#### AIM OF THE EXERCISE:
Across the entries below, how many lines include "System"? Give the number and nothing else.

+++

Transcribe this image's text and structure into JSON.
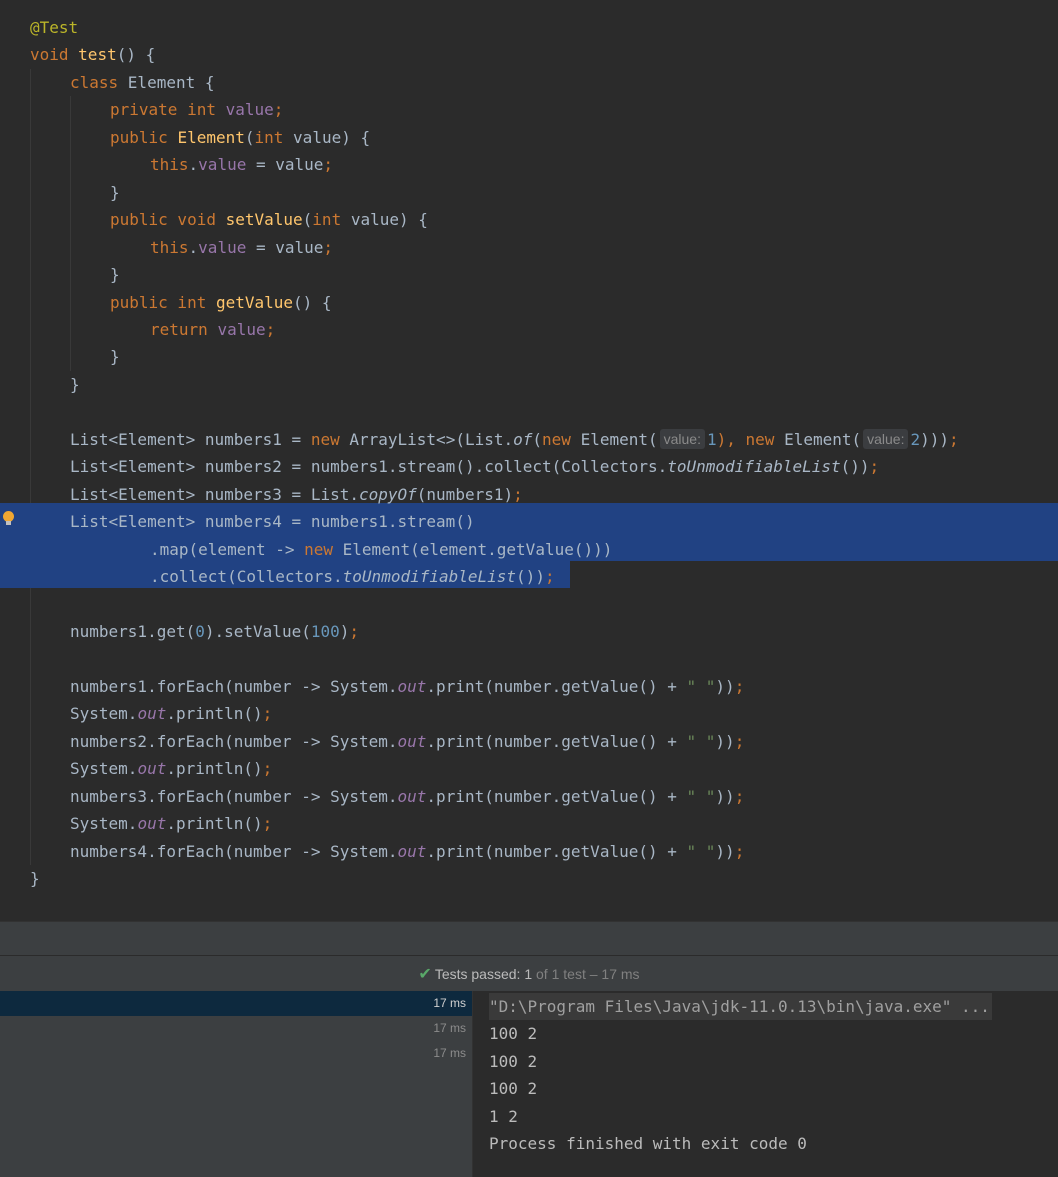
{
  "editor": {
    "lines": [
      {
        "indent": 0,
        "tokens": [
          {
            "t": "@Test",
            "c": "ann"
          }
        ]
      },
      {
        "indent": 0,
        "tokens": [
          {
            "t": "void ",
            "c": "kw"
          },
          {
            "t": "test",
            "c": "fn"
          },
          {
            "t": "() {",
            "c": ""
          }
        ]
      },
      {
        "indent": 1,
        "tokens": [
          {
            "t": "class ",
            "c": "kw"
          },
          {
            "t": "Element {",
            "c": ""
          }
        ]
      },
      {
        "indent": 2,
        "tokens": [
          {
            "t": "private int ",
            "c": "kw"
          },
          {
            "t": "value",
            "c": "fld"
          },
          {
            "t": ";",
            "c": "kw"
          }
        ]
      },
      {
        "indent": 2,
        "tokens": [
          {
            "t": "public ",
            "c": "kw"
          },
          {
            "t": "Element",
            "c": "fn"
          },
          {
            "t": "(",
            "c": ""
          },
          {
            "t": "int ",
            "c": "kw"
          },
          {
            "t": "value) {",
            "c": ""
          }
        ]
      },
      {
        "indent": 3,
        "tokens": [
          {
            "t": "this",
            "c": "kw"
          },
          {
            "t": ".",
            "c": ""
          },
          {
            "t": "value",
            "c": "fld"
          },
          {
            "t": " = value",
            "c": ""
          },
          {
            "t": ";",
            "c": "kw"
          }
        ]
      },
      {
        "indent": 2,
        "tokens": [
          {
            "t": "}",
            "c": ""
          }
        ]
      },
      {
        "indent": 2,
        "tokens": [
          {
            "t": "public void ",
            "c": "kw"
          },
          {
            "t": "setValue",
            "c": "fn"
          },
          {
            "t": "(",
            "c": ""
          },
          {
            "t": "int ",
            "c": "kw"
          },
          {
            "t": "value) {",
            "c": ""
          }
        ]
      },
      {
        "indent": 3,
        "tokens": [
          {
            "t": "this",
            "c": "kw"
          },
          {
            "t": ".",
            "c": ""
          },
          {
            "t": "value",
            "c": "fld"
          },
          {
            "t": " = value",
            "c": ""
          },
          {
            "t": ";",
            "c": "kw"
          }
        ]
      },
      {
        "indent": 2,
        "tokens": [
          {
            "t": "}",
            "c": ""
          }
        ]
      },
      {
        "indent": 2,
        "tokens": [
          {
            "t": "public int ",
            "c": "kw"
          },
          {
            "t": "getValue",
            "c": "fn"
          },
          {
            "t": "() {",
            "c": ""
          }
        ]
      },
      {
        "indent": 3,
        "tokens": [
          {
            "t": "return ",
            "c": "kw"
          },
          {
            "t": "value",
            "c": "fld"
          },
          {
            "t": ";",
            "c": "kw"
          }
        ]
      },
      {
        "indent": 2,
        "tokens": [
          {
            "t": "}",
            "c": ""
          }
        ]
      },
      {
        "indent": 1,
        "tokens": [
          {
            "t": "}",
            "c": ""
          }
        ]
      },
      {
        "indent": 0,
        "tokens": []
      },
      {
        "indent": 1,
        "tokens": [
          {
            "t": "List<Element> numbers1 = ",
            "c": ""
          },
          {
            "t": "new ",
            "c": "kw"
          },
          {
            "t": "ArrayList<>(List.",
            "c": ""
          },
          {
            "t": "of",
            "c": "ital"
          },
          {
            "t": "(",
            "c": ""
          },
          {
            "t": "new ",
            "c": "kw"
          },
          {
            "t": "Element(",
            "c": ""
          },
          {
            "t": "value:",
            "c": "hint"
          },
          {
            "t": "1",
            "c": "num"
          },
          {
            "t": "), ",
            "c": "kw"
          },
          {
            "t": "new ",
            "c": "kw"
          },
          {
            "t": "Element(",
            "c": ""
          },
          {
            "t": "value:",
            "c": "hint"
          },
          {
            "t": "2",
            "c": "num"
          },
          {
            "t": ")))",
            "c": ""
          },
          {
            "t": ";",
            "c": "kw"
          }
        ]
      },
      {
        "indent": 1,
        "tokens": [
          {
            "t": "List<Element> numbers2 = numbers1.stream().collect(Collectors.",
            "c": ""
          },
          {
            "t": "toUnmodifiableList",
            "c": "ital"
          },
          {
            "t": "())",
            "c": ""
          },
          {
            "t": ";",
            "c": "kw"
          }
        ]
      },
      {
        "indent": 1,
        "tokens": [
          {
            "t": "List<Element> numbers3 = List.",
            "c": ""
          },
          {
            "t": "copyOf",
            "c": "ital"
          },
          {
            "t": "(numbers1)",
            "c": ""
          },
          {
            "t": ";",
            "c": "kw"
          }
        ]
      },
      {
        "indent": 1,
        "tokens": [
          {
            "t": "List<Element> numbers4 = numbers1.stream()",
            "c": ""
          }
        ]
      },
      {
        "indent": 3,
        "tokens": [
          {
            "t": ".map(element -> ",
            "c": ""
          },
          {
            "t": "new ",
            "c": "kw"
          },
          {
            "t": "Element(element.getValue()))",
            "c": ""
          }
        ]
      },
      {
        "indent": 3,
        "tokens": [
          {
            "t": ".collect(Collectors.",
            "c": ""
          },
          {
            "t": "toUnmodifiableList",
            "c": "ital"
          },
          {
            "t": "())",
            "c": ""
          },
          {
            "t": ";",
            "c": "kw"
          }
        ]
      },
      {
        "indent": 0,
        "tokens": []
      },
      {
        "indent": 1,
        "tokens": [
          {
            "t": "numbers1.get(",
            "c": ""
          },
          {
            "t": "0",
            "c": "num"
          },
          {
            "t": ").setValue(",
            "c": ""
          },
          {
            "t": "100",
            "c": "num"
          },
          {
            "t": ")",
            "c": ""
          },
          {
            "t": ";",
            "c": "kw"
          }
        ]
      },
      {
        "indent": 0,
        "tokens": []
      },
      {
        "indent": 1,
        "tokens": [
          {
            "t": "numbers1.forEach(number -> System.",
            "c": ""
          },
          {
            "t": "out",
            "c": "fld ital"
          },
          {
            "t": ".print(number.getValue() + ",
            "c": ""
          },
          {
            "t": "\" \"",
            "c": "str"
          },
          {
            "t": "))",
            "c": ""
          },
          {
            "t": ";",
            "c": "kw"
          }
        ]
      },
      {
        "indent": 1,
        "tokens": [
          {
            "t": "System.",
            "c": ""
          },
          {
            "t": "out",
            "c": "fld ital"
          },
          {
            "t": ".println()",
            "c": ""
          },
          {
            "t": ";",
            "c": "kw"
          }
        ]
      },
      {
        "indent": 1,
        "tokens": [
          {
            "t": "numbers2.forEach(number -> System.",
            "c": ""
          },
          {
            "t": "out",
            "c": "fld ital"
          },
          {
            "t": ".print(number.getValue() + ",
            "c": ""
          },
          {
            "t": "\" \"",
            "c": "str"
          },
          {
            "t": "))",
            "c": ""
          },
          {
            "t": ";",
            "c": "kw"
          }
        ]
      },
      {
        "indent": 1,
        "tokens": [
          {
            "t": "System.",
            "c": ""
          },
          {
            "t": "out",
            "c": "fld ital"
          },
          {
            "t": ".println()",
            "c": ""
          },
          {
            "t": ";",
            "c": "kw"
          }
        ]
      },
      {
        "indent": 1,
        "tokens": [
          {
            "t": "numbers3.forEach(number -> System.",
            "c": ""
          },
          {
            "t": "out",
            "c": "fld ital"
          },
          {
            "t": ".print(number.getValue() + ",
            "c": ""
          },
          {
            "t": "\" \"",
            "c": "str"
          },
          {
            "t": "))",
            "c": ""
          },
          {
            "t": ";",
            "c": "kw"
          }
        ]
      },
      {
        "indent": 1,
        "tokens": [
          {
            "t": "System.",
            "c": ""
          },
          {
            "t": "out",
            "c": "fld ital"
          },
          {
            "t": ".println()",
            "c": ""
          },
          {
            "t": ";",
            "c": "kw"
          }
        ]
      },
      {
        "indent": 1,
        "tokens": [
          {
            "t": "numbers4.forEach(number -> System.",
            "c": ""
          },
          {
            "t": "out",
            "c": "fld ital"
          },
          {
            "t": ".print(number.getValue() + ",
            "c": ""
          },
          {
            "t": "\" \"",
            "c": "str"
          },
          {
            "t": "))",
            "c": ""
          },
          {
            "t": ";",
            "c": "kw"
          }
        ]
      },
      {
        "indent": 0,
        "tokens": [
          {
            "t": "}",
            "c": ""
          }
        ]
      }
    ],
    "selected_lines": [
      18,
      19,
      20
    ],
    "gutter_icon": "intention-bulb-icon"
  },
  "status": {
    "check_icon": "check-icon",
    "label": "Tests passed:",
    "passed": "1",
    "of_text": "of",
    "total": "1",
    "test_word": "test",
    "duration": "– 17 ms"
  },
  "test_tree": {
    "rows": [
      {
        "time": "17 ms",
        "selected": true
      },
      {
        "time": "17 ms",
        "selected": false
      },
      {
        "time": "17 ms",
        "selected": false
      }
    ]
  },
  "console": {
    "command": "\"D:\\Program Files\\Java\\jdk-11.0.13\\bin\\java.exe\" ...",
    "output": [
      "100 2",
      "100 2",
      "100 2",
      "1 2",
      "Process finished with exit code 0"
    ]
  }
}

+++

#### ANSWER TO THE EXERCISE:
7